One thing you'll want to decide in advance is how much you care about reflecting WH40K canon.  If you care alot, then the best way to proceed (i.e. quickest and least prep intensive) would be to propose a Tenet like "Everything in SourceBook X is Fact for this game".  Then you can use the sourcebook to back your challenges without spending hours reinventing everything in uni.

Now, that's some sound advice! Thank you. You've already solved one of my dilemmas, which was how to best reflect the setting through tenants.

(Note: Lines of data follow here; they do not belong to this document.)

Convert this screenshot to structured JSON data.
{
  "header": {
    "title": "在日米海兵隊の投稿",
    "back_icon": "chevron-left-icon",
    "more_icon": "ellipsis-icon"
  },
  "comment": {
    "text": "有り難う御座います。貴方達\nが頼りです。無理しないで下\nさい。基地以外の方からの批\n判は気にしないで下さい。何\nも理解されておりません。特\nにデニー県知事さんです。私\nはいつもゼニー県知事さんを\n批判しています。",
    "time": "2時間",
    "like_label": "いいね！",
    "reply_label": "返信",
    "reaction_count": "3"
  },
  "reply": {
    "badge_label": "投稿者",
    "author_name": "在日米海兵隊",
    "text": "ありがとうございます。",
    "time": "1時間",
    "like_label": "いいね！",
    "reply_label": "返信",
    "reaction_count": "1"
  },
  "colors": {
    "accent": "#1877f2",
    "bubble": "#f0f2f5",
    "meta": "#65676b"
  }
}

I think that this game will be interesting, since we both wanted to start a story-based campaign from the start. We're both into the 'fluff' of the universe and are devoted to making an excellent story while staying in canon. Before Universalis, we were just giving each other reasons for why the next battle will be fought, and documenting it.

My friend was the one who said, "We should combine this with a role-playing game, so that we can make this into an actual cohesive story line, and develop some of the major characters."

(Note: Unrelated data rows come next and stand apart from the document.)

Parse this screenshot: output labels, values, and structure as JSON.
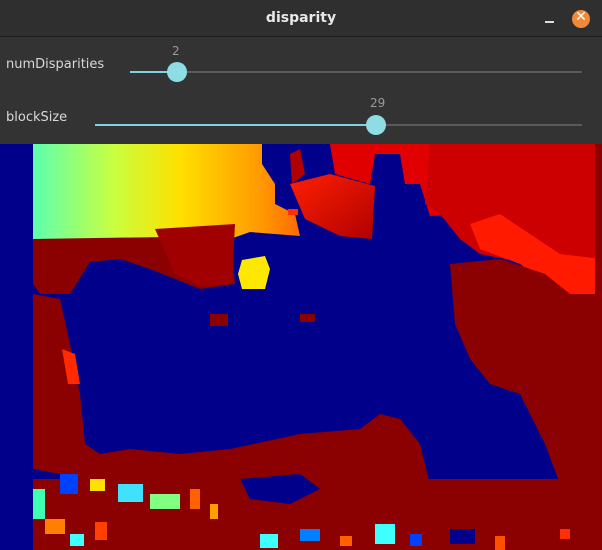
{
  "window": {
    "title": "disparity"
  },
  "controls": {
    "minimize_icon": "minimize-icon",
    "close_icon": "close-icon",
    "close_color": "#f08a3a"
  },
  "trackbars": [
    {
      "label": "numDisparities",
      "value": "2",
      "fraction": 0.105
    },
    {
      "label": "blockSize",
      "value": "29",
      "fraction": 0.578
    }
  ],
  "colors": {
    "accent": "#7ed3de",
    "background": "#333333",
    "disparity_far": "#00008b",
    "disparity_near": "#8b0000"
  }
}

I said, "Great idea!" Then, I ordered Universalis.
Logged
Mike Holmes
Moderator
Member
*
Posts: 10459


« Reply #10 on: December 05, 2006, 01:04:38 PM »

Synchonicity.

I've been playing Dawn of War/Winter Assault (WH40K Warcraft, practically speaking) recently. And as I'm following the story line in the cut scenes, I'm thinking to myself, "Self, you should figure out a good way to play this sort of thing out. There's some potentially interesting themes in here. But how to do it?"

True story. :-)

Mike
Logged

Member of Indie Netgaming
-Get your indie game fix online.
Zatt
Member

Posts: 12


« Reply #11 on: December 05, 2006, 02:43:24 PM »

But how to do it?"

You helped to write the game system that will allow us to do exactly that! My friend and I have a wiki dedicated to our WH40k campaign, which we'll begin posting our Universalis sessions on as well.

http://voltaniscampaign.schtuff.com/
Logged
Mike Holmes
Moderator
Member
*
Posts: 10459


« Reply #12 on: December 06, 2006, 05:52:11 AM »

Yeah, ironic, eh?

Thanks for the link, I'll be checking that out. And do let us know here how it goes and what you discover about best practices.

Mike
Logged

Member of Indie Netgaming
-Get your indie game fix online.
Zatt
Member

Posts: 12


« Reply #13 on: December 21, 2006, 01:10:40 AM »

Will do. The game will be on hiatus until after the holiday season has passed. It's just not a good time to game with everything going on.
Logged
Robotech_Master
Member

Posts: 45


« Reply #14 on: January 11, 2007, 04:21:18 PM »

And likewise, you can game in any book or TV show or movie's setting, even if it doesn't have a RPG of its own associated with it.

Logged
Pages: [1]
Print
Jump to:  

Powered by MySQL Powered by PHP Powered by SMF 1.1.11 | SMF © 2006-2009, Simple Machines LLC
Oxygen design by Bloc
Valid XHTML 1.0! Valid CSS!